Scan the records below for the string "heading" and return every line where it appears.

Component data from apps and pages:
□ □ □ □ □ □ □

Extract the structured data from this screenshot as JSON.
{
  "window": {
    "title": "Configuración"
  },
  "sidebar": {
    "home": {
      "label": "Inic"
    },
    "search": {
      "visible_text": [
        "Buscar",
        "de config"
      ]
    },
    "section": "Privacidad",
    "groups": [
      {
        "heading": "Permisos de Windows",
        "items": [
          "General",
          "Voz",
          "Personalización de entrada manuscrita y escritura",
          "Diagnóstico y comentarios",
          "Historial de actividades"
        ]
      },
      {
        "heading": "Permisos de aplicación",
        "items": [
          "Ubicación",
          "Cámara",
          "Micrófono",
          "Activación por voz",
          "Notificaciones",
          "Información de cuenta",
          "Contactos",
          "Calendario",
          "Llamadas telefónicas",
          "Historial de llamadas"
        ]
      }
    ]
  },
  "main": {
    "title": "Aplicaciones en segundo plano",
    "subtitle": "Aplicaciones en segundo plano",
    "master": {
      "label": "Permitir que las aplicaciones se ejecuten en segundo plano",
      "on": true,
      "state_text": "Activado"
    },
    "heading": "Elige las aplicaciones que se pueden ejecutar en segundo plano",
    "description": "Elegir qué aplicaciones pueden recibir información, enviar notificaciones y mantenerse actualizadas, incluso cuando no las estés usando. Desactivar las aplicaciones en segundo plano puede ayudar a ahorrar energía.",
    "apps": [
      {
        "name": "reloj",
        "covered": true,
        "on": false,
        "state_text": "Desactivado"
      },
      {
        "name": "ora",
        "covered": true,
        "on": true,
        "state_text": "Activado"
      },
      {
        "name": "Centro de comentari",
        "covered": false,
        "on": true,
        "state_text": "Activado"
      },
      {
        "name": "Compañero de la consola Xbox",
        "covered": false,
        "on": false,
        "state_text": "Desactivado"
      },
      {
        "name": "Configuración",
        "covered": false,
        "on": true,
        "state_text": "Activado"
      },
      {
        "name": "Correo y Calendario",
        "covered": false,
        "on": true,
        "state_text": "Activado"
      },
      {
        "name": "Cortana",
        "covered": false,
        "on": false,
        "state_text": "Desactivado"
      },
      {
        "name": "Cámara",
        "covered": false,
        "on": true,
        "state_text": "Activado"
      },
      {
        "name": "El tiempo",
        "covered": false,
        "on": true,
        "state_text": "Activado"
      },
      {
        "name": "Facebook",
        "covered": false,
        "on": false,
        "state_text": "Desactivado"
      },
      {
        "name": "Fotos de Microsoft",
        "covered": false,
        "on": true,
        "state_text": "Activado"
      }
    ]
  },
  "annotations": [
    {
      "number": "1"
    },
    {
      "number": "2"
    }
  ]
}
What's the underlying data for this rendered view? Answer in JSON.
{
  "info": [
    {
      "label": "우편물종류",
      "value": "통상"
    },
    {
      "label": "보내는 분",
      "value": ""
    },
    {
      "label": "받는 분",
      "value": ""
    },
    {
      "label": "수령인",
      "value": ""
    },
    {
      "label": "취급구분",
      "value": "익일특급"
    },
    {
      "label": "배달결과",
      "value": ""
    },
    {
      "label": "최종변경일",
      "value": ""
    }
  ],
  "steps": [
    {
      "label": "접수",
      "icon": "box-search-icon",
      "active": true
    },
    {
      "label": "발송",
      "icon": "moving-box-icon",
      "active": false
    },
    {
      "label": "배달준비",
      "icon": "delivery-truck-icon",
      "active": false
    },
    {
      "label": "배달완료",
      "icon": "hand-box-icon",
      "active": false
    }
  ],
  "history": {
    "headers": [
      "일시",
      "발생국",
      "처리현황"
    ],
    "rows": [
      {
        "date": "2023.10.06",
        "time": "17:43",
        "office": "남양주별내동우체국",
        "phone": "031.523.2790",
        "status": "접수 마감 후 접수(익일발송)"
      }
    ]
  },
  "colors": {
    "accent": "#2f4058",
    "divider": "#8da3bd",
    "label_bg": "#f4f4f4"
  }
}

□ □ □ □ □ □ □

### Answer section
        "heading": "Permisos de Windows",
        "heading": "Permisos de aplicación",
    "heading": "Elige las aplicaciones que se pueden ejecutar en segundo plano",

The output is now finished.